No other state’s manufacturers have done as much. But with more climate and energy policies being proposed every day, it’s time to take stock of where we are and where we are headed.
If California wants to be a model for others to follow, energy supplies must be both affordable and reliable to support a massive state economy that includes manufacturing and exporting products.
Successful California manufacturers — who employ 1.3 million workers at an average $74,000 salary – depend on priced and reliable energy to operate in this state. They need to stay competitive with manufacturers around the country and the world.
A group including CMTA, the Little Hoover Institute, the California Small Business Association, the California Business Roundtable, and others gathered to discuss the uncertain costs of California’s programs on everyone who pays for electricity, powers a vehicle, or purchases a product in the state.
“There is not a single, credible source of analysis and data that can inform companies and policymakers regarding the cumulative costs of California’s recent energy-related policies,” said Patrick Mealoy of the Navigant Consulting group. Navigant had examined key cost drivers of three prominent California-only energy programs — the 33 percent renewable power requirement, the carbon cap and trade auction, and the low carbon fuel standard.
Navigant’s analysis showed that the industrial community alone has dropped 17 percent of its electricity demand over the last two decades. At the same time, the residential and commercial class grew their demand by about 30 percent. In part, this means that industry is already lean and spent lots of money retrofitting facilities and finding efficiencies so they could compete with the rest of the country. Any new efficiencies could be expensive and either raise the cost of goods or cause the loss of jobs in the California economy.
This month, electricity ratepayers, including manufacturers, will see their first big rate increase due partly from the 33 percent renewable power requirement. On average it will be a two-digit percentage hike for ratepayers in the Southern California Edison territory. Industrial electricity rates are already approximately 50 percent higher than the nation. Estimates are far higher than cost of living increases into the future.
Job loss and high energy prices will be unintended consequences of our complex and overlapping clean energy goals. To avoid this outcome, lawmakers should require robust cost-benefit analysis to show how regulations can be reformed to achieve reasonable goals at the lowest possible costs.
The Little Hoover Commission might have said it best at the event, “what California really needs is a ‘timeout’ on new energy mandates.” A timeout so we fully understand what we are getting into can only help make California’s exclusivity a trailblazing success for us and others.

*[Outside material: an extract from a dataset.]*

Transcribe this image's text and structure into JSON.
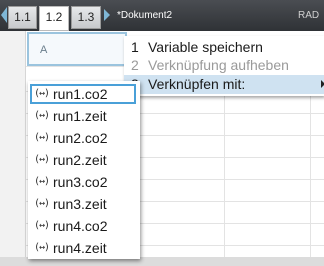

Most of the participants at the event were part of the simultaneous launch of the Californians for Affordable & Reliable Energy coalition (CARE ) – a growing group of companies and trade associations to raise awareness about California’s escalating energy costs. Organizations or companies are welcome to join the coalition here.